## AIM OF THE TASK
Would you please set down the entries below exactly as shown?

## INFORMATION
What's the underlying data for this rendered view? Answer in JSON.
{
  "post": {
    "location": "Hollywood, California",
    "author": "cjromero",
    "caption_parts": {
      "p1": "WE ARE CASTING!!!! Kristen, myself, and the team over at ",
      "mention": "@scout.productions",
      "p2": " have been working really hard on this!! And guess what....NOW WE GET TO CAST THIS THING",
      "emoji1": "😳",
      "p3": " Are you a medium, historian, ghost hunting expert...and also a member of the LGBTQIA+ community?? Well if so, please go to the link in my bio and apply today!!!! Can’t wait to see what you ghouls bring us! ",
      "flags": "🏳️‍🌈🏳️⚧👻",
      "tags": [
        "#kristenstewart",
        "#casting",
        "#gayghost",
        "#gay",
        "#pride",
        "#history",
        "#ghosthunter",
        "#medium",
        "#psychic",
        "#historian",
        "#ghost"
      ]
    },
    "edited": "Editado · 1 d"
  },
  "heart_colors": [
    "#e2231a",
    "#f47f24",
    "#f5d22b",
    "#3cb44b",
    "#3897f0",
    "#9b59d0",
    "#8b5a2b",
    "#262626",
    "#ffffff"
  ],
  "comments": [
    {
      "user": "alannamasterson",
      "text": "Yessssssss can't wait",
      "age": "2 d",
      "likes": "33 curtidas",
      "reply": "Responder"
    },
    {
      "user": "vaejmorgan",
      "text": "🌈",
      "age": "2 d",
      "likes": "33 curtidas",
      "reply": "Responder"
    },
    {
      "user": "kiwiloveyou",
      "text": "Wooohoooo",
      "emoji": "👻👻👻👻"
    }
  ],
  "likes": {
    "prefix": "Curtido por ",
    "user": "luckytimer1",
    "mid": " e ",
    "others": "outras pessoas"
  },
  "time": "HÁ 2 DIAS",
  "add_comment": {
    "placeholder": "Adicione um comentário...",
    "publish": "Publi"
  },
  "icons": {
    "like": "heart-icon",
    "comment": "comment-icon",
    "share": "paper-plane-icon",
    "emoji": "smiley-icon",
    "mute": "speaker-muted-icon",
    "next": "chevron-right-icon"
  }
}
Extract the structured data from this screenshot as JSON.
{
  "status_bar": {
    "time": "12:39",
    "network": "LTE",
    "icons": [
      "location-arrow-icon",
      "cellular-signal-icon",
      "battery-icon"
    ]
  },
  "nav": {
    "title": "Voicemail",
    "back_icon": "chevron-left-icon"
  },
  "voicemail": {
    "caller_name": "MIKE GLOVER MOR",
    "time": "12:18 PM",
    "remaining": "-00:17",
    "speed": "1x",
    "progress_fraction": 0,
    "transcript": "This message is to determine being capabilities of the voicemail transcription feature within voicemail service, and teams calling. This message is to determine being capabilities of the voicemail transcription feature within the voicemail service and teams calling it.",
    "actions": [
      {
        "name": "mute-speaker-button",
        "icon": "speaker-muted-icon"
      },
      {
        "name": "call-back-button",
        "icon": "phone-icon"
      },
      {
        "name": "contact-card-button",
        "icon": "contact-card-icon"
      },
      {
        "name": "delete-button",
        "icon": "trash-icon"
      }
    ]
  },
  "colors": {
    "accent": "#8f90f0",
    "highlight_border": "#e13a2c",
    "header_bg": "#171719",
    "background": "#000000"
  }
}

## EXERCISE ANSWER
What's the underlying data for this rendered view? Answer in JSON.
{
  "post": {
    "location": "Hollywood, California",
    "author": "cjromero",
    "caption_parts": {
      "p1": "WE ARE CASTING!!!! Kristen, myself, and the team over at ",
      "mention": "@scout.productions",
      "p2": " have been working really hard on this!! And guess what....NOW WE GET TO CAST THIS THING",
      "emoji1": "😳",
      "p3": " Are you a medium, historian, ghost hunting expert...and also a member of the LGBTQIA+ community?? Well if so, please go to the link in my bio and apply today!!!! Can’t wait to see what you ghouls bring us! ",
      "flags": "🏳️‍🌈🏳️⚧👻",
      "tags": [
        "#kristenstewart",
        "#casting",
        "#gayghost",
        "#gay",
        "#pride",
        "#history",
        "#ghosthunter",
        "#medium",
        "#psychic",
        "#historian",
        "#ghost"
      ]
    },
    "edited": "Editado · 1 d"
  },
  "heart_colors": [
    "#e2231a",
    "#f47f24",
    "#f5d22b",
    "#3cb44b",
    "#3897f0",
    "#9b59d0",
    "#8b5a2b",
    "#262626",
    "#ffffff"
  ],
  "comments": [
    {
      "user": "alannamasterson",
      "text": "Yessssssss can't wait",
      "age": "2 d",
      "likes": "33 curtidas",
      "reply": "Responder"
    },
    {
      "user": "vaejmorgan",
      "text": "🌈",
      "age": "2 d",
      "likes": "33 curtidas",
      "reply": "Responder"
    },
    {
      "user": "kiwiloveyou",
      "text": "Wooohoooo",
      "emoji": "👻👻👻👻"
    }
  ],
  "likes": {
    "prefix": "Curtido por ",
    "user": "luckytimer1",
    "mid": " e ",
    "others": "outras pessoas"
  },
  "time": "HÁ 2 DIAS",
  "add_comment": {
    "placeholder": "Adicione um comentário...",
    "publish": "Publi"
  },
  "icons": {
    "like": "heart-icon",
    "comment": "comment-icon",
    "share": "paper-plane-icon",
    "emoji": "smiley-icon",
    "mute": "speaker-muted-icon",
    "next": "chevron-right-icon"
  }
}
Extract the structured data from this screenshot as JSON.
{
  "status_bar": {
    "time": "12:39",
    "network": "LTE",
    "icons": [
      "location-arrow-icon",
      "cellular-signal-icon",
      "battery-icon"
    ]
  },
  "nav": {
    "title": "Voicemail",
    "back_icon": "chevron-left-icon"
  },
  "voicemail": {
    "caller_name": "MIKE GLOVER MOR",
    "time": "12:18 PM",
    "remaining": "-00:17",
    "speed": "1x",
    "progress_fraction": 0,
    "transcript": "This message is to determine being capabilities of the voicemail transcription feature within voicemail service, and teams calling. This message is to determine being capabilities of the voicemail transcription feature within the voicemail service and teams calling it.",
    "actions": [
      {
        "name": "mute-speaker-button",
        "icon": "speaker-muted-icon"
      },
      {
        "name": "call-back-button",
        "icon": "phone-icon"
      },
      {
        "name": "contact-card-button",
        "icon": "contact-card-icon"
      },
      {
        "name": "delete-button",
        "icon": "trash-icon"
      }
    ]
  },
  "colors": {
    "accent": "#8f90f0",
    "highlight_border": "#e13a2c",
    "header_bg": "#171719",
    "background": "#000000"
  }
}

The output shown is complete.